I always thought there must be some esoteric purpose to Jacob Rees-Mogg but for the life of me, could never work out what it was.
We kept very still as the tiny bird fluttered above our table in the coffee shop courtyard yesterday, periodically swooping to peck up scattered cake crumbs.
Catherine Deveney: We have bequeathed young people plenty to fear – but there are many brave faces among them
What were you doing at 16, the age of Sweden’s teenage climate change activist, Greta Thurberg?
It is always salutary to - metaphorically - walk in another person’s shoes, feel the ways the uppers chafe, or pebbles cut through thinning soles.
My optimistic enthusiasm for lotteries died around the time that I was told my chances of winning were roughly equivalent to my chances of being murdered.
Catherine Deveney: There are bad people and people in bad situations and failing to see the difference is a tragedy
Old photographs are bitter sweet, a captured moment lost forever.
Catherine Deveney: Rejoice at 50 years of the Open University – but the fight to dismantle inequality goes on
Hearing about the egalitarianism of the Open University at a conference on life-long learning last week, the classics teacher of my all-girls convent school sprang to mind.
Catherine Deveney: Stone me, why can’t you see – these toking Tories are blind to injustice and hypocrisy
Given that a side effect of taking cocaine is losing touch with reality, it surely can’t just be Boris Johnson and Michael Gove who have indulged in the Hooray Henry party.
Catherine Deveney: What sort of father does Ivanka Trump see when she peers through the Palace curtains?

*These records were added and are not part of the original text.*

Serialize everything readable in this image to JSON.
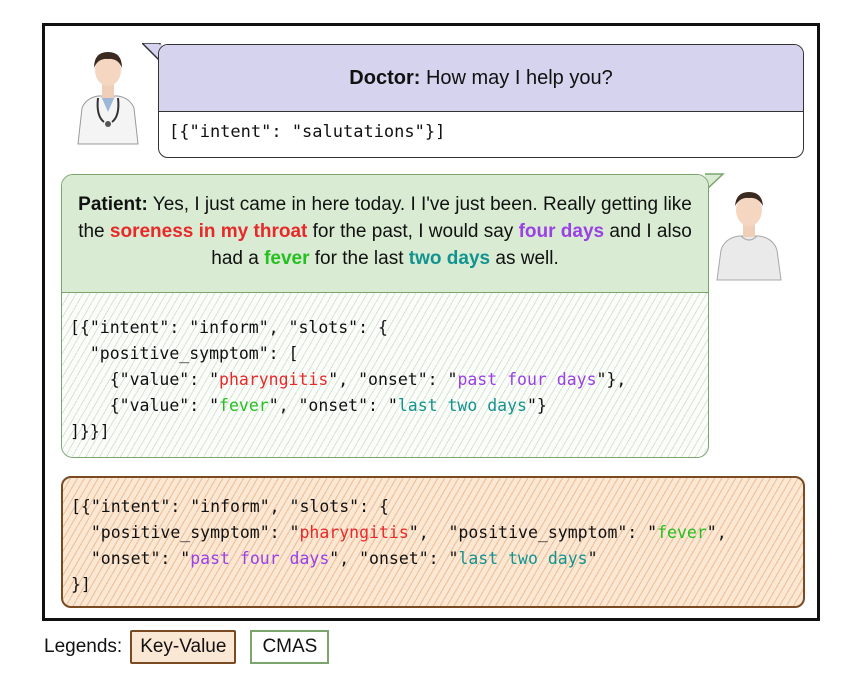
{
  "doctor": {
    "speaker": "Doctor:",
    "utterance": "How may I help you?",
    "annotation": "[{\"intent\": \"salutations\"}]"
  },
  "patient": {
    "speaker": "Patient:",
    "utterance": {
      "p1": "Yes, I just came in here today. I I've just been. Really getting like the",
      "h1": "soreness in my throat",
      "p2": "for the past, I would say",
      "h2": "four days",
      "p3": "and I also had a",
      "h3": "fever",
      "p4": "for the last",
      "h4": "two days",
      "p5": "as well."
    },
    "annotation": {
      "l1": "[{\"intent\": \"inform\", \"slots\": {",
      "l2": "  \"positive_symptom\": [",
      "l3a": "    {\"value\": \"",
      "l3v": "pharyngitis",
      "l3b": "\", \"onset\": \"",
      "l3o": "past four days",
      "l3c": "\"},",
      "l4a": "    {\"value\": \"",
      "l4v": "fever",
      "l4b": "\", \"onset\": \"",
      "l4o": "last two days",
      "l4c": "\"}",
      "l5": "]}}]"
    }
  },
  "key_value": {
    "l1": "[{\"intent\": \"inform\", \"slots\": {",
    "l2a": "  \"positive_symptom\": \"",
    "l2v1": "pharyngitis",
    "l2b": "\",  \"positive_symptom\": \"",
    "l2v2": "fever",
    "l2c": "\",",
    "l3a": "  \"onset\": \"",
    "l3o1": "past four days",
    "l3b": "\", \"onset\": \"",
    "l3o2": "last two days",
    "l3c": "\"",
    "l4": "}]"
  },
  "legend": {
    "label": "Legends:",
    "key_value": "Key-Value",
    "cmas": "CMAS"
  },
  "icons": [
    "doctor-avatar-icon",
    "patient-avatar-icon"
  ],
  "colors": {
    "doctor_bubble": "#d5d3ee",
    "patient_bubble": "#d9ecd3",
    "key_value_fill": "#fbe8d4",
    "highlight_red": "#e8292a",
    "highlight_purple": "#9a40e6",
    "highlight_green": "#25c020",
    "highlight_teal": "#13938f"
  }
}
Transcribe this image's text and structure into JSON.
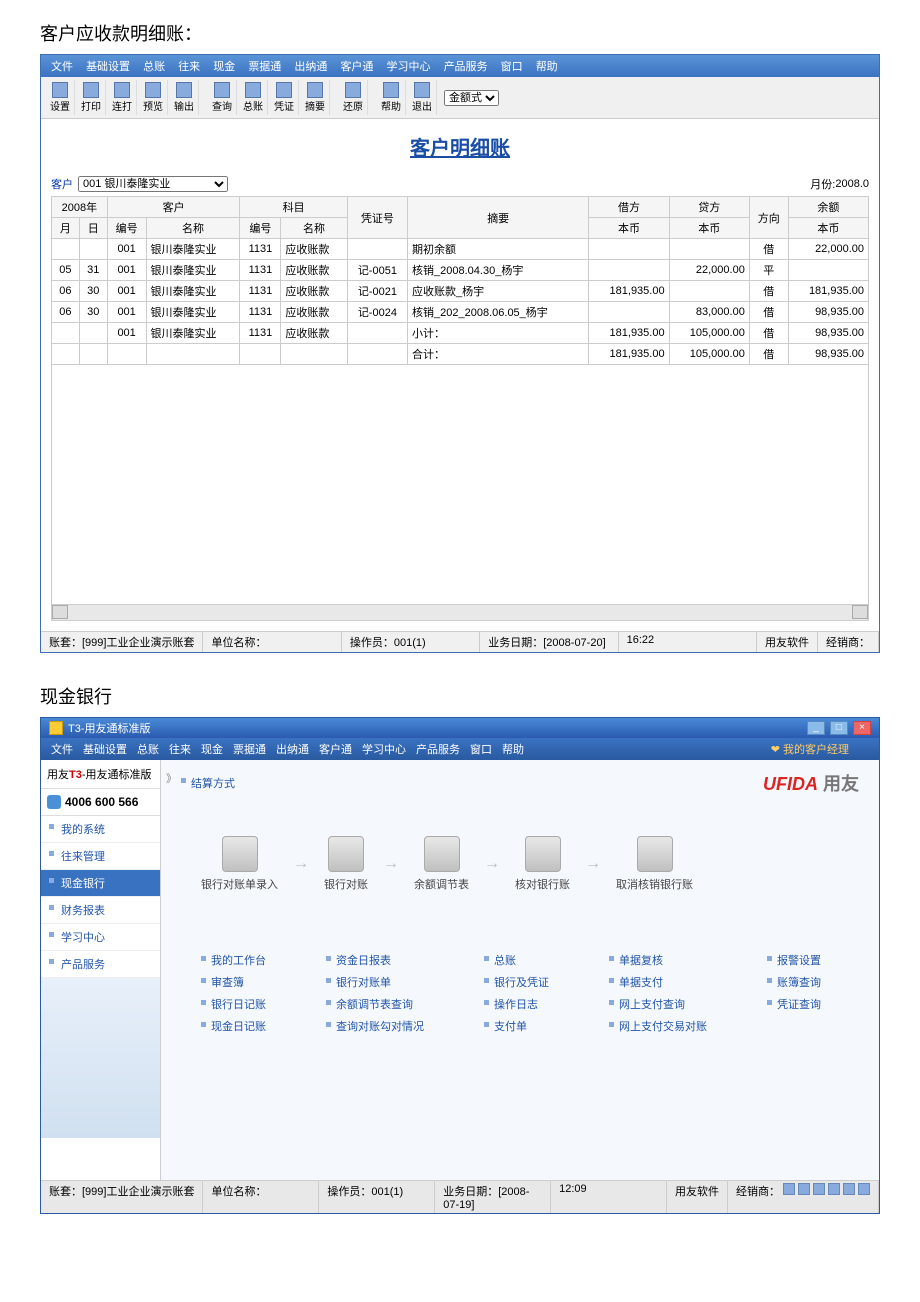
{
  "titles": {
    "section1": "客户应收款明细账：",
    "section2": "现金银行",
    "doc_title": "客户明细账"
  },
  "menu1": [
    "文件",
    "基础设置",
    "总账",
    "往来",
    "现金",
    "票据通",
    "出纳通",
    "客户通",
    "学习中心",
    "产品服务",
    "窗口",
    "帮助"
  ],
  "toolbar1": {
    "buttons": [
      "设置",
      "打印",
      "连打",
      "预览",
      "输出",
      "查询",
      "总账",
      "凭证",
      "摘要",
      "还原",
      "帮助",
      "退出"
    ],
    "mode_select": "金额式"
  },
  "filter": {
    "customer_label": "客户",
    "customer_value": "001  银川泰隆实业",
    "month_label": "月份:",
    "month_value": "2008.0"
  },
  "table": {
    "header_group": {
      "year": "2008年",
      "customer": "客户",
      "subject": "科目",
      "voucher": "凭证号",
      "summary": "摘要",
      "debit": "借方",
      "credit": "贷方",
      "direction": "方向",
      "balance": "余额"
    },
    "sub_header": {
      "month": "月",
      "day": "日",
      "code": "编号",
      "name": "名称",
      "code2": "编号",
      "name2": "名称",
      "local1": "本币",
      "local2": "本币",
      "local3": "本币"
    },
    "rows": [
      {
        "month": "",
        "day": "",
        "code": "001",
        "name": "银川泰隆实业",
        "code2": "1131",
        "name2": "应收账款",
        "voucher": "",
        "summary": "期初余额",
        "debit": "",
        "credit": "",
        "dir": "借",
        "balance": "22,000.00"
      },
      {
        "month": "05",
        "day": "31",
        "code": "001",
        "name": "银川泰隆实业",
        "code2": "1131",
        "name2": "应收账款",
        "voucher": "记-0051",
        "summary": "核销_2008.04.30_杨宇",
        "debit": "",
        "credit": "22,000.00",
        "dir": "平",
        "balance": ""
      },
      {
        "month": "06",
        "day": "30",
        "code": "001",
        "name": "银川泰隆实业",
        "code2": "1131",
        "name2": "应收账款",
        "voucher": "记-0021",
        "summary": "应收账款_杨宇",
        "debit": "181,935.00",
        "credit": "",
        "dir": "借",
        "balance": "181,935.00"
      },
      {
        "month": "06",
        "day": "30",
        "code": "001",
        "name": "银川泰隆实业",
        "code2": "1131",
        "name2": "应收账款",
        "voucher": "记-0024",
        "summary": "核销_202_2008.06.05_杨宇",
        "debit": "",
        "credit": "83,000.00",
        "dir": "借",
        "balance": "98,935.00"
      },
      {
        "month": "",
        "day": "",
        "code": "001",
        "name": "银川泰隆实业",
        "code2": "1131",
        "name2": "应收账款",
        "voucher": "",
        "summary": "小计：",
        "debit": "181,935.00",
        "credit": "105,000.00",
        "dir": "借",
        "balance": "98,935.00"
      },
      {
        "month": "",
        "day": "",
        "code": "",
        "name": "",
        "code2": "",
        "name2": "",
        "voucher": "",
        "summary": "合计：",
        "debit": "181,935.00",
        "credit": "105,000.00",
        "dir": "借",
        "balance": "98,935.00"
      }
    ]
  },
  "status1": {
    "account": "账套：[999]工业企业演示账套",
    "unit_label": "单位名称：",
    "operator": "操作员：001(1)",
    "bizdate": "业务日期：[2008-07-20]",
    "time": "16:22",
    "software": "用友软件",
    "dealer_label": "经销商："
  },
  "win2": {
    "title": "T3-用友通标准版",
    "right_link": "我的客户经理"
  },
  "menu2": [
    "文件",
    "基础设置",
    "总账",
    "往来",
    "现金",
    "票据通",
    "出纳通",
    "客户通",
    "学习中心",
    "产品服务",
    "窗口",
    "帮助"
  ],
  "sidebar": {
    "brand_prefix": "用友",
    "brand_t3": "T3",
    "brand_suffix": "-用友通标准版",
    "phone": "4006 600 566",
    "nav": [
      {
        "label": "我的系统",
        "active": false
      },
      {
        "label": "往来管理",
        "active": false
      },
      {
        "label": "现金银行",
        "active": true
      },
      {
        "label": "财务报表",
        "active": false
      },
      {
        "label": "学习中心",
        "active": false
      },
      {
        "label": "产品服务",
        "active": false
      }
    ]
  },
  "main2": {
    "top_link": "结算方式",
    "logo_red": "UFIDA",
    "logo_grey": "用友",
    "workflow": [
      "银行对账单录入",
      "银行对账",
      "余额调节表",
      "核对银行账",
      "取消核销银行账"
    ],
    "link_cols": [
      [
        "我的工作台",
        "审查簿",
        "银行日记账",
        "现金日记账"
      ],
      [
        "资金日报表",
        "银行对账单",
        "余额调节表查询",
        "查询对账勾对情况"
      ],
      [
        "总账",
        "银行及凭证",
        "操作日志",
        "支付单"
      ],
      [
        "单据复核",
        "单据支付",
        "网上支付查询",
        "网上支付交易对账"
      ],
      [
        "报警设置",
        "账簿查询",
        "凭证查询"
      ]
    ]
  },
  "status2": {
    "account": "账套：[999]工业企业演示账套",
    "unit_label": "单位名称：",
    "operator": "操作员：001(1)",
    "bizdate": "业务日期：[2008-07-19]",
    "time": "12:09",
    "software": "用友软件",
    "dealer_label": "经销商："
  }
}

This year, my father will have been dead twenty years. I still feel shocked. The original explosion has long gone, but the aftershocks still reverberate through my life.

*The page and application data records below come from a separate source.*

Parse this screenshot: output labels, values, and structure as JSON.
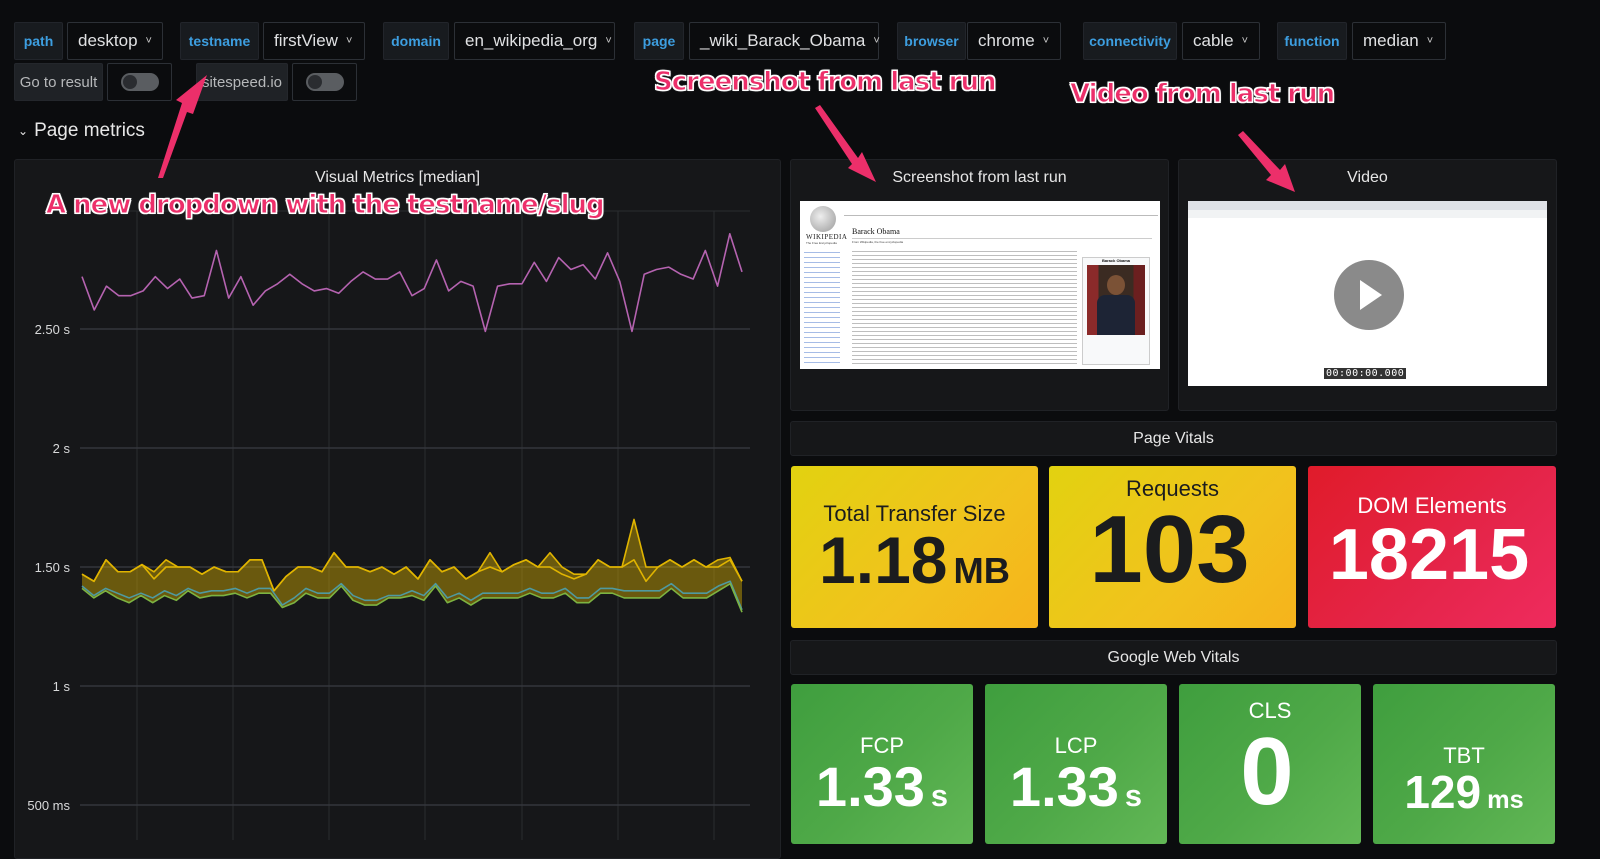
{
  "variables": [
    {
      "label": "path",
      "value": "desktop"
    },
    {
      "label": "testname",
      "value": "firstView"
    },
    {
      "label": "domain",
      "value": "en_wikipedia_org"
    },
    {
      "label": "page",
      "value": "_wiki_Barack_Obama"
    },
    {
      "label": "browser",
      "value": "chrome"
    },
    {
      "label": "connectivity",
      "value": "cable"
    },
    {
      "label": "function",
      "value": "median"
    }
  ],
  "links": [
    {
      "label": "Go to result",
      "toggle_on": false
    },
    {
      "label": "sitespeed.io",
      "toggle_on": false
    }
  ],
  "row": {
    "title": "Page metrics",
    "icon": "chevron-down-icon"
  },
  "annotations": {
    "testname": "A new dropdown with the testname/slug",
    "screenshot": "Screenshot from last run",
    "video": "Video from last run"
  },
  "screenshot_panel": {
    "title": "Screenshot from last run",
    "wiki": {
      "logo_text": "WIKIPEDIA",
      "logo_sub": "The Free Encyclopedia",
      "article_title": "Barack Obama",
      "from_line": "From Wikipedia, the free encyclopedia",
      "infobox_title": "Barack Obama"
    }
  },
  "video_panel": {
    "title": "Video",
    "timestamp": "00:00:00.000"
  },
  "page_vitals": {
    "title": "Page Vitals",
    "stats": [
      {
        "label": "Total Transfer Size",
        "value": "1.18",
        "unit": "MB",
        "color": "yellow"
      },
      {
        "label": "Requests",
        "value": "103",
        "unit": "",
        "color": "yellow"
      },
      {
        "label": "DOM Elements",
        "value": "18215",
        "unit": "",
        "color": "red"
      }
    ]
  },
  "web_vitals": {
    "title": "Google Web Vitals",
    "stats": [
      {
        "label": "FCP",
        "value": "1.33",
        "unit": "s",
        "color": "green"
      },
      {
        "label": "LCP",
        "value": "1.33",
        "unit": "s",
        "color": "green"
      },
      {
        "label": "CLS",
        "value": "0",
        "unit": "",
        "color": "green"
      },
      {
        "label": "TBT",
        "value": "129",
        "unit": "ms",
        "color": "green"
      }
    ]
  },
  "colors": {
    "accent_label": "#3d9ee0",
    "annotation": "#ec2f6a",
    "series_magenta": "#b563b0",
    "series_orange": "#e0b400",
    "series_teal": "#4f9aa0",
    "series_green": "#7cb342"
  },
  "chart_data": {
    "type": "line",
    "title": "Visual Metrics [median]",
    "xlabel": "",
    "ylabel": "",
    "ylim": [
      0.42,
      3.0
    ],
    "y_ticks": [
      {
        "value": 0.5,
        "label": "500 ms"
      },
      {
        "value": 1.0,
        "label": "1 s"
      },
      {
        "value": 1.5,
        "label": "1.50 s"
      },
      {
        "value": 2.0,
        "label": "2 s"
      },
      {
        "value": 2.5,
        "label": "2.50 s"
      }
    ],
    "grid": true,
    "legend": "none",
    "series": [
      {
        "name": "series-magenta",
        "color": "#b563b0",
        "fill": false,
        "values": [
          2.72,
          2.58,
          2.68,
          2.64,
          2.64,
          2.66,
          2.72,
          2.67,
          2.71,
          2.63,
          2.64,
          2.83,
          2.63,
          2.72,
          2.6,
          2.66,
          2.69,
          2.73,
          2.69,
          2.66,
          2.67,
          2.65,
          2.7,
          2.74,
          2.71,
          2.71,
          2.74,
          2.64,
          2.67,
          2.79,
          2.66,
          2.7,
          2.68,
          2.49,
          2.68,
          2.69,
          2.69,
          2.78,
          2.7,
          2.8,
          2.75,
          2.77,
          2.71,
          2.82,
          2.7,
          2.49,
          2.73,
          2.75,
          2.76,
          2.73,
          2.71,
          2.83,
          2.68,
          2.9,
          2.74
        ]
      },
      {
        "name": "series-orange-upper",
        "color": "#e0b400",
        "fill": true,
        "values": [
          1.47,
          1.44,
          1.53,
          1.48,
          1.48,
          1.51,
          1.48,
          1.53,
          1.5,
          1.5,
          1.47,
          1.5,
          1.48,
          1.48,
          1.53,
          1.53,
          1.4,
          1.46,
          1.5,
          1.5,
          1.48,
          1.56,
          1.5,
          1.5,
          1.48,
          1.5,
          1.47,
          1.5,
          1.45,
          1.53,
          1.48,
          1.5,
          1.45,
          1.48,
          1.56,
          1.48,
          1.51,
          1.53,
          1.5,
          1.56,
          1.5,
          1.47,
          1.47,
          1.53,
          1.5,
          1.5,
          1.7,
          1.5,
          1.5,
          1.53,
          1.5,
          1.53,
          1.5,
          1.53,
          1.54,
          1.44
        ]
      },
      {
        "name": "series-orange-lower",
        "color": "#e0b400",
        "fill": false,
        "values": [
          1.47,
          1.44,
          1.53,
          1.48,
          1.48,
          1.51,
          1.45,
          1.5,
          1.5,
          1.5,
          1.47,
          1.5,
          1.48,
          1.48,
          1.53,
          1.53,
          1.4,
          1.46,
          1.5,
          1.5,
          1.48,
          1.56,
          1.5,
          1.5,
          1.48,
          1.5,
          1.47,
          1.5,
          1.45,
          1.53,
          1.48,
          1.5,
          1.45,
          1.48,
          1.5,
          1.48,
          1.51,
          1.53,
          1.5,
          1.5,
          1.47,
          1.45,
          1.47,
          1.53,
          1.5,
          1.5,
          1.53,
          1.44,
          1.5,
          1.53,
          1.5,
          1.53,
          1.5,
          1.5,
          1.53,
          1.44
        ]
      },
      {
        "name": "series-teal",
        "color": "#4f9aa0",
        "fill": false,
        "values": [
          1.42,
          1.38,
          1.41,
          1.39,
          1.37,
          1.39,
          1.37,
          1.4,
          1.38,
          1.41,
          1.39,
          1.4,
          1.4,
          1.41,
          1.39,
          1.41,
          1.41,
          1.34,
          1.37,
          1.41,
          1.39,
          1.39,
          1.43,
          1.38,
          1.36,
          1.36,
          1.38,
          1.38,
          1.4,
          1.38,
          1.43,
          1.37,
          1.39,
          1.36,
          1.39,
          1.39,
          1.39,
          1.39,
          1.41,
          1.39,
          1.39,
          1.41,
          1.37,
          1.37,
          1.41,
          1.41,
          1.4,
          1.4,
          1.4,
          1.4,
          1.43,
          1.39,
          1.39,
          1.39,
          1.42,
          1.44,
          1.32
        ]
      },
      {
        "name": "series-green",
        "color": "#7cb342",
        "fill": false,
        "values": [
          1.41,
          1.37,
          1.4,
          1.37,
          1.35,
          1.38,
          1.35,
          1.38,
          1.36,
          1.4,
          1.37,
          1.38,
          1.38,
          1.39,
          1.37,
          1.39,
          1.39,
          1.33,
          1.35,
          1.39,
          1.37,
          1.37,
          1.42,
          1.36,
          1.34,
          1.34,
          1.37,
          1.37,
          1.38,
          1.36,
          1.42,
          1.35,
          1.37,
          1.34,
          1.37,
          1.37,
          1.37,
          1.37,
          1.39,
          1.37,
          1.37,
          1.39,
          1.35,
          1.35,
          1.39,
          1.39,
          1.37,
          1.37,
          1.37,
          1.37,
          1.41,
          1.37,
          1.37,
          1.37,
          1.4,
          1.43,
          1.31
        ]
      }
    ]
  }
}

It is the lure of the serendipitous find that takes me to the charity shop at the end of the lane, an Aladdin's cave of "stuff" that I don't need when I walk in but can't walk out without.
Catherine Deveney: I can’t agree Benjamin’s misogyny is a joke but the law in its current form certainly is
It is always so disconcerting to see a man get on in life when his shoe size is bigger than his IQ.
If you were ever tempted to think that social class in Britain didn’t matter anymore, one mixed-race royal wedding (Quick! Smelling salts!), and the resulting royal baby, would quickly disabuse you of the notion.
The yellow rose arrived from China in the 19th century, a delicate bloom characterised by a subtle scent of black tea.
Jeremy Kyle’s Britain is a surreal place to live. A big gladiatorial ring where Emperor Jeremy parades the underbelly of the nation’s great unwashed, dressed in trackies, for some tongue-lashing derision.
Catherine Deveney: It is not just Notre Dame that needs rebuilding, it is the Catholic church itself
There was something about the fact that the Notre Dame fire happened in Holy Week that made it seem all the more portentous; the soaring needle of the cathedral’s spire raging from within with livid flames, before falling through the Parisian sky like a giant firework, while locals gasped and wept below.
We closed the asylums and stopped talking about lunatics – but are we really much better at dealing with mental illness?
Isaac was almost 80 when he died, a tiny figure, wizened like an over-ripe apple.
My mother’s ghost whispers to me as I push the supermarket trolley past the Mother’s Day cards - no need for those now - hovers on my shoulder as I rummage for mushrooms in the fruit and veg.